I’m looking forward to seeing you on Saturday. Please contact me on 9227 5322 if you have any queries.

Regards,

Ananda Barton (Mr)

Coordinator – Literacy and Reading Program

ananda@eccwa.org.au

http://www.eccwa.org.au

MyLanguage 2010 Conference Papers

The MyLanguage Conference which took place from August 9 – 11 2010 generated many interesting ideas and proposals about how digital technology can be used to promote social inclusion and to support language and cultural maintenance.

The theme of the conference explored how digital technologies could be used to assist culturally and linguistically diverse (CALD) communities to achieve greater social inclusion and to maintain their linguistic and cultural identity.

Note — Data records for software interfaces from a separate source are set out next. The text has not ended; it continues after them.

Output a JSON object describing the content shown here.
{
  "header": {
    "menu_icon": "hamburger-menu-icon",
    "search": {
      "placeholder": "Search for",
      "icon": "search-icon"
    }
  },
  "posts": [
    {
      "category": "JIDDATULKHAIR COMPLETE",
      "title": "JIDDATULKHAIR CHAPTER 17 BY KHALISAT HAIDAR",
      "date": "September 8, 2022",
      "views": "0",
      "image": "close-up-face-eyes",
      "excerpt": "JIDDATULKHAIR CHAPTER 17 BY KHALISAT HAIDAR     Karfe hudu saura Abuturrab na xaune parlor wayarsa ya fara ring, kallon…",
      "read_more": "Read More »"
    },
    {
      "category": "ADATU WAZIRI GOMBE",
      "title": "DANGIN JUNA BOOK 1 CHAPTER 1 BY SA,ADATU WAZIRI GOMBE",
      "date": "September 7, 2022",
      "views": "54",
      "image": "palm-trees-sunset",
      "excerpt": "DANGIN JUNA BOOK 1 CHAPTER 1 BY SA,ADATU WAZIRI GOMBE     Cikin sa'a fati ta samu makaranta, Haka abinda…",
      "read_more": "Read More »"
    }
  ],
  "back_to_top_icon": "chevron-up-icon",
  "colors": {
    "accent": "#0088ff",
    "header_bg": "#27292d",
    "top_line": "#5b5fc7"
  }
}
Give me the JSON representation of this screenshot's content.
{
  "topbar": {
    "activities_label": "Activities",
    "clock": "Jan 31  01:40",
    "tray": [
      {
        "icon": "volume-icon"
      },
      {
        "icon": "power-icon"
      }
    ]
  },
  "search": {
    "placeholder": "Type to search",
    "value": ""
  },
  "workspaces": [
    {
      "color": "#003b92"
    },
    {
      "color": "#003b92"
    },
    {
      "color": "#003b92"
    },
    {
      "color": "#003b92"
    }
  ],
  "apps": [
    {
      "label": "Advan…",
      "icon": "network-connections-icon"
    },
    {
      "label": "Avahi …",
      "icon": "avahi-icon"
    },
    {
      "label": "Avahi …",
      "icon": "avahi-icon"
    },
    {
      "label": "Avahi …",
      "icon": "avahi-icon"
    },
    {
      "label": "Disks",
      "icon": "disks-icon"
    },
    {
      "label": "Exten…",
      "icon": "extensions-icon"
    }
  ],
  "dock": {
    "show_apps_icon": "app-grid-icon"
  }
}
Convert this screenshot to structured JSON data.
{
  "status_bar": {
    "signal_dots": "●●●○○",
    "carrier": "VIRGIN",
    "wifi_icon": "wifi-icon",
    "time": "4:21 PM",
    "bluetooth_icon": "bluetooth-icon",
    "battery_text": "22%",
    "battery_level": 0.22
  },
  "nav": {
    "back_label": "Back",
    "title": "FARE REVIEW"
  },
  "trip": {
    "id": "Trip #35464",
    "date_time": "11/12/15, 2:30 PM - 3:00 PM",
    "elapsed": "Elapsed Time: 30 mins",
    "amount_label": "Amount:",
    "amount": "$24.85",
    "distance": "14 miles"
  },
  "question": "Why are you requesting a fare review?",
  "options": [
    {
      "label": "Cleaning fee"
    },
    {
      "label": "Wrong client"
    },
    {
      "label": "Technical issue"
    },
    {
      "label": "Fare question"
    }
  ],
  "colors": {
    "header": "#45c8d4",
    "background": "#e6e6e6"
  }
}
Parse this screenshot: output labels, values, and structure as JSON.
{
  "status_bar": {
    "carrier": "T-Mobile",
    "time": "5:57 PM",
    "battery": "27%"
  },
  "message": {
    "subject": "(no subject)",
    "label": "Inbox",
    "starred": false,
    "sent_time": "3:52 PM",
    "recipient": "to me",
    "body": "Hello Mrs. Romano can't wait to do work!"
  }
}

The conference presentations, information about the speakers, and a list of useful links are now available here on the MyLanguage website.

The MyLanguage website provides access to search engines, web directories and news in over sixty languages.

Social Software in Libraries report

Interesting report on the use of Social Software (Web 2.0) from the Association of Research Libraries (thanks resourceshelf.com for this one!) 

While a growing number of libraries have adopted social software as a way to further interact with library patrons and library staff, many things are unclear about the use of social software in ARL member libraries. This SPEC survey was designed to discover how many libraries and library staff are using social software and for what purposes, how those activities are organized and managed, and the benefits and challenges of using social software, among other questions

It’s a subscription report but you can see the table of contents and executive summary on the web.

LibraryThing goes local…

Library Thing (see my earlier post!) now has a facility to add bookshops, libraries, festivals and events to their database.  It’s called LibraryThing Local.  The info is mapped onto Google maps (though there are still a few problems with the geocoding – SLWA is showing up across town from our actual location – the joys of Beta).

Let’s get going a get more WA libraries and bookshops into Library Thing!

Library Thing Logo

Your own LibraryThing

LibraryThingAre you a closet librarian?  Do you have a passion for putting  your own books in order?  Do you want to talk online about your books but can’t find like-minded people on MySpace or Facebook?  Help is at hand with LibraryThing – sometimes known as the world’s biggest book club, or in their own words:

“LibraryThing is an online service to help people catalog their books easily. You can access your catalog from anywhere—even on your mobile phone. Because everyone catalogs together, LibraryThing also connects people with the same books, comes up with suggestions for what to read next, and so forth.”

I’d dipped into LibraryThing myself, but hadn’t done much about it, however an exciting interview with founder Tim Spalding on Radio National’s book show reminded me to take another look.  Sadly you had to be quick to get the podcast and it’s now gone – however you can find out more about becoming a thingamabrarian on LibraryThing’s own site and on Wikipedia.